Copy out each line of the data that holds the word "this".

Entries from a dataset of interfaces
#####

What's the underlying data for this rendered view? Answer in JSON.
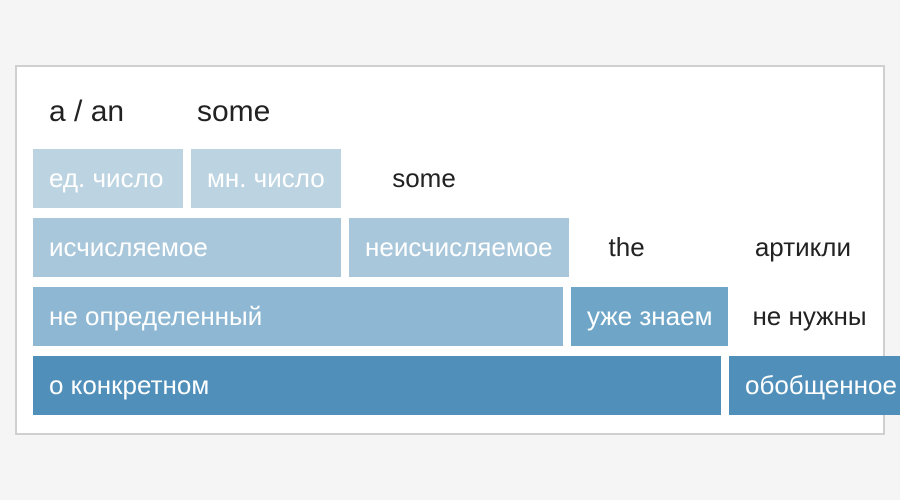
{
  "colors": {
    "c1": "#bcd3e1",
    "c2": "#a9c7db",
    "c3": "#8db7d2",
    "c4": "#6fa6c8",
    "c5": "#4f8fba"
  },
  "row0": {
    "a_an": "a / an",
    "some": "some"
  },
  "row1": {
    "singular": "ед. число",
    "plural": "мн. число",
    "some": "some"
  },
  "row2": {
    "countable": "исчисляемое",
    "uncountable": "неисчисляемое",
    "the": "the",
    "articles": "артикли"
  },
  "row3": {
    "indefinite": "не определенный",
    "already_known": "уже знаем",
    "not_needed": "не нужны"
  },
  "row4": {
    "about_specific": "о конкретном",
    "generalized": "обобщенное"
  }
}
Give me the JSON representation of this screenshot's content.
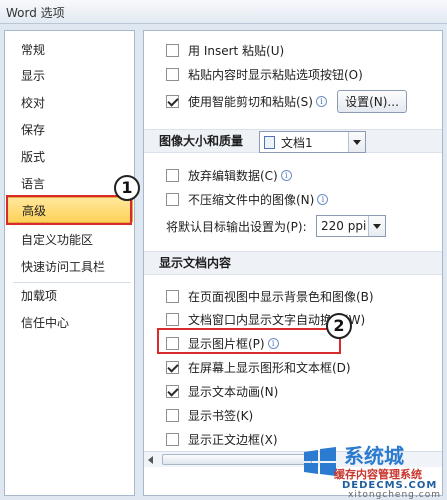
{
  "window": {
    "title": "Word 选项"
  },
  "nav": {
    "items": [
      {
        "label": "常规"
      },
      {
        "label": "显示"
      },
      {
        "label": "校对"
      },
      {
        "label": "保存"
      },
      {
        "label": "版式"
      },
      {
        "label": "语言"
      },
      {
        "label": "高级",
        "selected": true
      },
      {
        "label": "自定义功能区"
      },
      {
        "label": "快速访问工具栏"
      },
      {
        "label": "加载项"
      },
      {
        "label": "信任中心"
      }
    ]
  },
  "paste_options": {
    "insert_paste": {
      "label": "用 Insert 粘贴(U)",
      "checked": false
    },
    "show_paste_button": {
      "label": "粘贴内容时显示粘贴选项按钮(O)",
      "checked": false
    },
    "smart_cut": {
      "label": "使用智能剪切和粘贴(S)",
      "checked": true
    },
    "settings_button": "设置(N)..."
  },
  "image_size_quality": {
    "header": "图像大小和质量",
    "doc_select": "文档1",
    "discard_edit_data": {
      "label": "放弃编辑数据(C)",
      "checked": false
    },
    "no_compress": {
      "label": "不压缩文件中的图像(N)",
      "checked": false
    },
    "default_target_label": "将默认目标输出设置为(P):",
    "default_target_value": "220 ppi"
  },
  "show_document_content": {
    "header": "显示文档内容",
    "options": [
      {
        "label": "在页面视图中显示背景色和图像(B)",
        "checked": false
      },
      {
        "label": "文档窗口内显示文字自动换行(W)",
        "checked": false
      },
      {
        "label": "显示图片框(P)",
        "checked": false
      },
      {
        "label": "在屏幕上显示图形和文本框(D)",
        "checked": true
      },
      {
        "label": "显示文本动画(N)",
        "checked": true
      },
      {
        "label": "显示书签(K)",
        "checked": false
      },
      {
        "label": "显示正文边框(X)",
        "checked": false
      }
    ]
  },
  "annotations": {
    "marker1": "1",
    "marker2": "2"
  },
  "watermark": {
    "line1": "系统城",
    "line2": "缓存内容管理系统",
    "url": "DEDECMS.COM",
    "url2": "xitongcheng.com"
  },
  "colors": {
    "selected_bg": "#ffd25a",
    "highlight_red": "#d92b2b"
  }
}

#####

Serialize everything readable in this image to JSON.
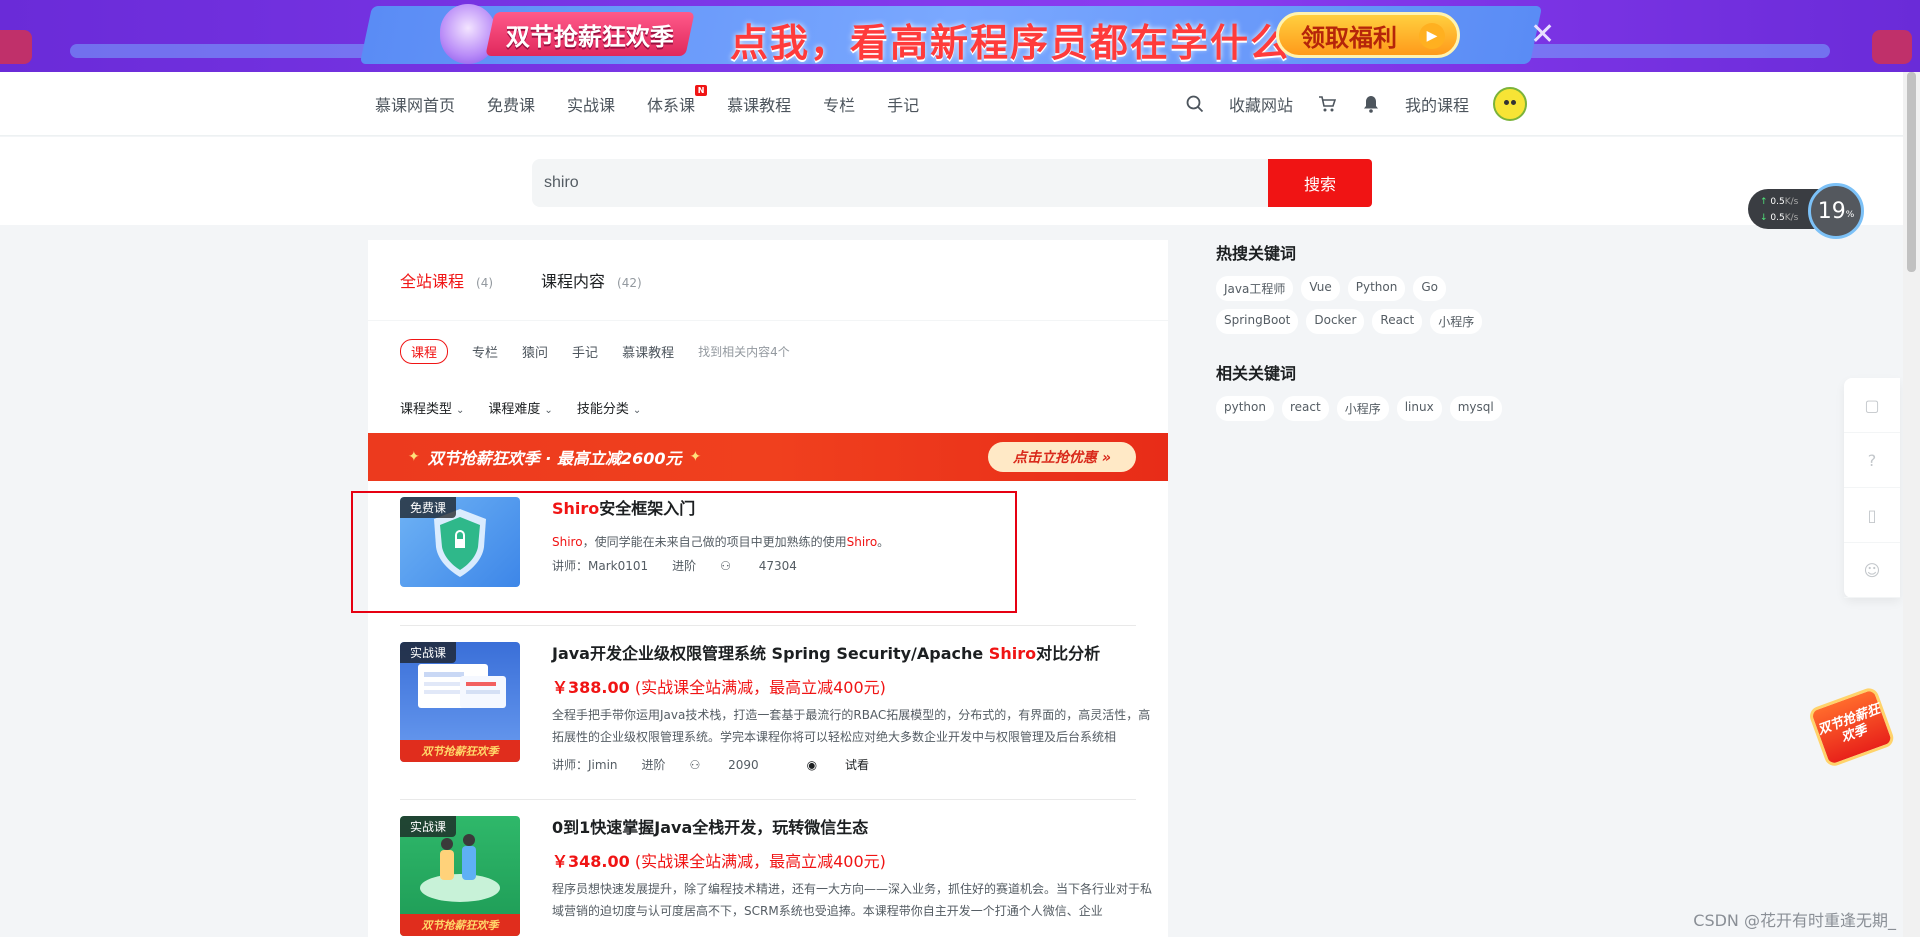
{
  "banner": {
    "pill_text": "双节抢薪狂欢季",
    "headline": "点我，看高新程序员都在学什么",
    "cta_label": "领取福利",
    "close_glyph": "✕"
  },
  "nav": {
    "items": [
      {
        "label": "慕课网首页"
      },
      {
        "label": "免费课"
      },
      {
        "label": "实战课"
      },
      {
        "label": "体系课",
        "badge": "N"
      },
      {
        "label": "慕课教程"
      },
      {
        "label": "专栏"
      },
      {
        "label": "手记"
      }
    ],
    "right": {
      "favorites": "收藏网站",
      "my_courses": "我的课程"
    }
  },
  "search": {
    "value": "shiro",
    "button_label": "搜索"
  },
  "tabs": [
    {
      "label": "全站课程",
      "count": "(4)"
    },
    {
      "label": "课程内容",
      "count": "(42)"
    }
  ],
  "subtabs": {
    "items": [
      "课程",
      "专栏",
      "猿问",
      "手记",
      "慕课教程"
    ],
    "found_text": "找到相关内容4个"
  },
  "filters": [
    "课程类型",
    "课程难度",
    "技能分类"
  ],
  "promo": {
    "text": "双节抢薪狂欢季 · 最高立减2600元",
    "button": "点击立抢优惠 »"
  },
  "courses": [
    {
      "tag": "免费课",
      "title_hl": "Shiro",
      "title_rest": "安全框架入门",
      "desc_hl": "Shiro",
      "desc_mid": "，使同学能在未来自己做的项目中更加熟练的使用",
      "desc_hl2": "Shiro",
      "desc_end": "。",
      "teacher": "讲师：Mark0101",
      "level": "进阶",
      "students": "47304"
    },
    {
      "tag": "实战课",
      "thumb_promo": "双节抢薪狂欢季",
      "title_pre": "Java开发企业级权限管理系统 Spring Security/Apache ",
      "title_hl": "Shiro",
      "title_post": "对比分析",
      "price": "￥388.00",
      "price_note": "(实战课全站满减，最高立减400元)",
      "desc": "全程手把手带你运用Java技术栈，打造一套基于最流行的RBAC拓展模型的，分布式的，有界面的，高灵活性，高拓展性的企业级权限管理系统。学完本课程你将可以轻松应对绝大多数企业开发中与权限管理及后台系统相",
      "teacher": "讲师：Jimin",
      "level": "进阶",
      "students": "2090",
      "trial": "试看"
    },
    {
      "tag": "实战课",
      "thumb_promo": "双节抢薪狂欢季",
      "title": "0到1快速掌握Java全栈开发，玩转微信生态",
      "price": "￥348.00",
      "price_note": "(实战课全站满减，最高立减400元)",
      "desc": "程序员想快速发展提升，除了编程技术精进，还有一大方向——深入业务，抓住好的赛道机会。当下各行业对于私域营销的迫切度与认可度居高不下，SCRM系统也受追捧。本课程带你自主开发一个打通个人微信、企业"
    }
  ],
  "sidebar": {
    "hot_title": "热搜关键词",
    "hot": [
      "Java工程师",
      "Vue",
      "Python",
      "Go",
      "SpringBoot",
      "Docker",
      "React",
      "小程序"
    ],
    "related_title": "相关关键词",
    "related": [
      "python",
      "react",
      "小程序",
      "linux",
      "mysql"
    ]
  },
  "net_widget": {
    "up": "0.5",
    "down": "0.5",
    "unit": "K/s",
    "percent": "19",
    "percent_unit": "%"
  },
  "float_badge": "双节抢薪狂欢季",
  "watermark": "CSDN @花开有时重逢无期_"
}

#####

**The answer**.
What's the underlying data for this rendered view? Answer in JSON.
Give me the JSON representation of this screenshot's content.
Serialize everything readable in this image to JSON.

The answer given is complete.